To handle eight months of quarantine, and after this you don’t know where you’re going, what you’re doing. You know when you’re a coach, you’re like a father or a president, your team must believe in you, trust in you. I need my team always, I tell them to trust me and everything will be good. When you work in an office and you trust your boss, work goes well. It is the same in judo, you must trust

Was it a natural transition from athlete to coach for you?

It is a different life, when you’re an athlete you enjoy the life, now I am calm, you know, you are a coach and you can’t just do what you want, they look to you for guidance, it a very interesting life and I like this life. It is a challenging one and I like a challenge. 

What do you think you have brought to the Uzbekistan team? 

First, my athletes trust me, I trust my president, our president it really, really the best, he is with us 24 hours, he trusts his government president and in Uzbekistan the government really help sport so much. Sport is number one. The young generation is number one. That’s why I like working with Uzbekistan because they look at sport, they look at a healthy life. In the system, the athletes, they are happy, whether they win or lose, we are together. 

Tashkent Grand Slam 2021 (c) Emanuele Di Feliciantonio  © Thea Cowen

Finally, what are your feelings now going to Tokyo?
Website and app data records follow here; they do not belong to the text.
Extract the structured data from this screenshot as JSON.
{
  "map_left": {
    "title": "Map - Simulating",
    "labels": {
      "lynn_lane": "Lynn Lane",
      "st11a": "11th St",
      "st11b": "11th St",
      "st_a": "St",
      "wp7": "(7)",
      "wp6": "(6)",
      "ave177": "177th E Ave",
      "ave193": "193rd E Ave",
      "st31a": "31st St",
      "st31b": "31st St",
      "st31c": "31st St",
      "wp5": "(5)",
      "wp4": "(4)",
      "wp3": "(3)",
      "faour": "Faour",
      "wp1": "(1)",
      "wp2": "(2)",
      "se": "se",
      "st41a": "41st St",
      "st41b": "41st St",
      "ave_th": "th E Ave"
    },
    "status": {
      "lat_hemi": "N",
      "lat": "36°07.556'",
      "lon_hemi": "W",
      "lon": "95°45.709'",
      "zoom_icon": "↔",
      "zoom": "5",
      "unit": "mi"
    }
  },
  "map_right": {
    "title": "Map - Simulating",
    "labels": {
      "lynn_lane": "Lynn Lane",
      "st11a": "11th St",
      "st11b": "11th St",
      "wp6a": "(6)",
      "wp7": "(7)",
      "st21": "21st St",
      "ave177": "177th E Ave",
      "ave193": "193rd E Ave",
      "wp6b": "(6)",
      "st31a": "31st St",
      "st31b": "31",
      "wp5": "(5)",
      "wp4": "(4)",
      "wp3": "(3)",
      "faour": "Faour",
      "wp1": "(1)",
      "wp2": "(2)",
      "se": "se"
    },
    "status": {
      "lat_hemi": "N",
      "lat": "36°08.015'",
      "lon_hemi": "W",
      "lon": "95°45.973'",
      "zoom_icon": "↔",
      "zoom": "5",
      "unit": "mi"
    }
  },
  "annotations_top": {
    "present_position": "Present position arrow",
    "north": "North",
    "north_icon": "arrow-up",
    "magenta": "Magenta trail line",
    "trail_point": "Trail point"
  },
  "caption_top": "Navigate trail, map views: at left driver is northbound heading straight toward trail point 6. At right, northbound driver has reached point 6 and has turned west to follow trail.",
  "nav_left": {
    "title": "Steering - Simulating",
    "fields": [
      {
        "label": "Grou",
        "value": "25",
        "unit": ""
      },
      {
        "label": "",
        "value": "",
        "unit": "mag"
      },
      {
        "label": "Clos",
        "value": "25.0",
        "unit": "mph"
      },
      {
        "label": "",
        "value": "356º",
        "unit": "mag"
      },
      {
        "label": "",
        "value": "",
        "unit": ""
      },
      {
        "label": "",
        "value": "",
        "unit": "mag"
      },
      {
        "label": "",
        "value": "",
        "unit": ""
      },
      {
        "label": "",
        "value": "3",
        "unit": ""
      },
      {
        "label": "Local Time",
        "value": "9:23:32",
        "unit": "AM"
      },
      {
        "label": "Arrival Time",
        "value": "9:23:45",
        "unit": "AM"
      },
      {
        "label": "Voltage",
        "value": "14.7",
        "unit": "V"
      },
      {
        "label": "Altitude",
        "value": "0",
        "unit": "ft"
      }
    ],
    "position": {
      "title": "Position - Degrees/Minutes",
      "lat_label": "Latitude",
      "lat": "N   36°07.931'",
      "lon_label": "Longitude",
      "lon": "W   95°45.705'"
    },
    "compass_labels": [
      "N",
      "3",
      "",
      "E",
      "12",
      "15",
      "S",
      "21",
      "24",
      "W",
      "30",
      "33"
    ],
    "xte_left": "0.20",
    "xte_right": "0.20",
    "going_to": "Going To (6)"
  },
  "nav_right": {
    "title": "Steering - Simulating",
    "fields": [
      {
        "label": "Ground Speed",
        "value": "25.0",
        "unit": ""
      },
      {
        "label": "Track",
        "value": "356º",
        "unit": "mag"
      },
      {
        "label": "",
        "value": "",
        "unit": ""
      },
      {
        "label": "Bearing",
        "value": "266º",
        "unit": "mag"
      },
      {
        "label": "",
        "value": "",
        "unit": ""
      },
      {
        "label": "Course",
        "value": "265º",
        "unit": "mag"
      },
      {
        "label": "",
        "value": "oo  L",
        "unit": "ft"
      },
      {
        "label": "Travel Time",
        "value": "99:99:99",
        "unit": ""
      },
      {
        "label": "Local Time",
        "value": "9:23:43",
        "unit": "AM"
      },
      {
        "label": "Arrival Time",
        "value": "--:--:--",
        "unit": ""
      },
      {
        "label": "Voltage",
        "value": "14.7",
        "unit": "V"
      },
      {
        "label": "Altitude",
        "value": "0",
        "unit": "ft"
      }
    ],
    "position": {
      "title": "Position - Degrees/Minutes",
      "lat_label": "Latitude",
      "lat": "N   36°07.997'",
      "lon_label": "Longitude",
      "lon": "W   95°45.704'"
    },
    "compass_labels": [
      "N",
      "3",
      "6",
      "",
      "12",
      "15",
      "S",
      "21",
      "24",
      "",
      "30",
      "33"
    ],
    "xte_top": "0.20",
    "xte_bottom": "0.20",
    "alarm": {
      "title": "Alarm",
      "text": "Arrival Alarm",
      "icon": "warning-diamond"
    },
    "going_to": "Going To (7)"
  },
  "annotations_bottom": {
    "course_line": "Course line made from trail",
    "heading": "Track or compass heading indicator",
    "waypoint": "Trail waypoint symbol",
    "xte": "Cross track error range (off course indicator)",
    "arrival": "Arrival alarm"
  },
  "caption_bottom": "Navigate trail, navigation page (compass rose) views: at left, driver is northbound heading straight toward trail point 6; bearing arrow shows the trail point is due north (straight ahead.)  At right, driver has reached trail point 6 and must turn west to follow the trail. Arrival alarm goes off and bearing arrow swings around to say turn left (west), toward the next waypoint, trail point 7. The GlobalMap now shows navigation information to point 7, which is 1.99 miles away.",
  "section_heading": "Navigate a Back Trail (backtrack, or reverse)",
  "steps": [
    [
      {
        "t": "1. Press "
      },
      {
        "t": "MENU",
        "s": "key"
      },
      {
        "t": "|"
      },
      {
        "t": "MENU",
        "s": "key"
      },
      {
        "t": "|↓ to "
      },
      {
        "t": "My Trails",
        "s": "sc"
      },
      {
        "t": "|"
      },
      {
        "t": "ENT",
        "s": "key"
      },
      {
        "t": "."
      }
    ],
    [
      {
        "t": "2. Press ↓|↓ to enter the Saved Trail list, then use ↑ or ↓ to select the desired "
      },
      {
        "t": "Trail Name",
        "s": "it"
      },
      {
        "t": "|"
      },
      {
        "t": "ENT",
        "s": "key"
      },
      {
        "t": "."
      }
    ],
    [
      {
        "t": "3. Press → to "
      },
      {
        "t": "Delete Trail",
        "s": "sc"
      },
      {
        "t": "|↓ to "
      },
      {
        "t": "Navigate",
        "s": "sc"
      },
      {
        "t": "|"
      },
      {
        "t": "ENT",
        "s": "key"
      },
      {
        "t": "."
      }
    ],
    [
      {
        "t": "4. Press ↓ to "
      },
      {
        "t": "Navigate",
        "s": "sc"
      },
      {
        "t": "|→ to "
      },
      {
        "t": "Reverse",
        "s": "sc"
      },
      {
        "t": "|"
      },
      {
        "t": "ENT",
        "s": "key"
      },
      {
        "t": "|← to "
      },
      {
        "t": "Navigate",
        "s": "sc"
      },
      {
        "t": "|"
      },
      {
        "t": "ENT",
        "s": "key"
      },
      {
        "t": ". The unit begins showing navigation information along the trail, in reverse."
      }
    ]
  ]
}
Oh my god! [laughs] I don’t know, really I don’t know, sometimes when I go to sleep, I close my eyes and I start to think about it and my heart starts pounding. I try to tell myself ‘be calm be calm, it’ll all be good!’ Every day I worry, I’m scared about how they will wake up in the morning, my question every morning is ‘did you sleep good?’ I want them to be happy, it is the only way. 

Speaking easily, Ilias expressed great love for his team, emphasising the requirement for trust and belief in them. He may have been calm for conversation, with the glimmer of excitement when speaking about the approaching Olympic Games but his passion exudes him in competition, he is no longer in control of the contest himself but he is behind his athletes in every second and they look to him for unwavering support and guidance. 

It was a pleasure to see teams from further afield coming to the training camp in Europe, it was a preview of the magic we are sure to see in Tokyo this month. 


Author: Thea Cowen